The direction of growth of plants in general is dictated by gravity, not by the sun. (How would seeds underground otherwise know which way to grow to get the leaves above ground ASAP?)
IIRC, there’re growth hormones that are both less and greater density than plant cell contents in general.
So, a root that is growing sideways out of a seed (yes, the structures growing out of a seed are initially in a specific direction) will accumulate the less dense hormone on the side of its cells that is facing up. Those cells will grow a little lopsided, slowly pusing down the direction of the growth at the root tip, which is directed by a different process. (Imagine an opposite effect in the stem cells using the heavier hormone.)
One experiment I did in HS biology was to fill a paper towel with soil and stuff it into a Mason jar. Then I pushed beans down the sides of the jar (between the glass and the paper towel). The beans were in various orientations. When they sprouted, the roots came out in one specific direction relative to the beans orientation and the stem in the opposite direction. Then, after both had cleared the bean by about 1/2 inch, they started growing up (stems) or down (roots) as usual.

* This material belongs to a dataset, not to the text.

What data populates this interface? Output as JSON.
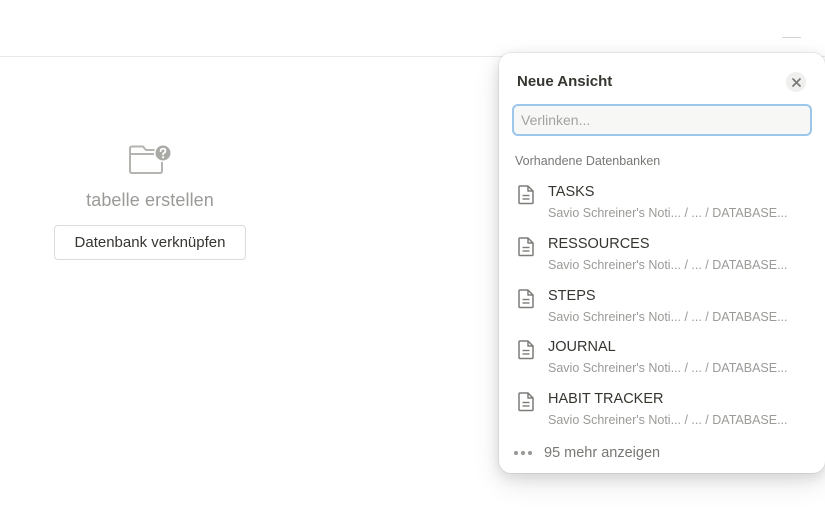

IIRC, experiments on the Space Shuttles have show that seeds lose this direction sense in zero gravity (aka free fall). They grow any which way, and would probably be influenced if the ship had a extended acceleration in a particular direction, simulating gravity.